What is needed: Copy every line of the material precisely.

Top of Dataset entries

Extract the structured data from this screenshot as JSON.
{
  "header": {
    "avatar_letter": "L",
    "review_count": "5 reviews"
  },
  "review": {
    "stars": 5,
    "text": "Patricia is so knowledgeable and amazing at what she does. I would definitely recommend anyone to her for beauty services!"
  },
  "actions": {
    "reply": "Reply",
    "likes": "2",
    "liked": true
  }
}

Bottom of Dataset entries

Exercise result:
Extract the structured data from this screenshot as JSON.
{
  "header": {
    "avatar_letter": "L",
    "review_count": "5 reviews"
  },
  "review": {
    "stars": 5,
    "text": "Patricia is so knowledgeable and amazing at what she does. I would definitely recommend anyone to her for beauty services!"
  },
  "actions": {
    "reply": "Reply",
    "likes": "2",
    "liked": true
  }
}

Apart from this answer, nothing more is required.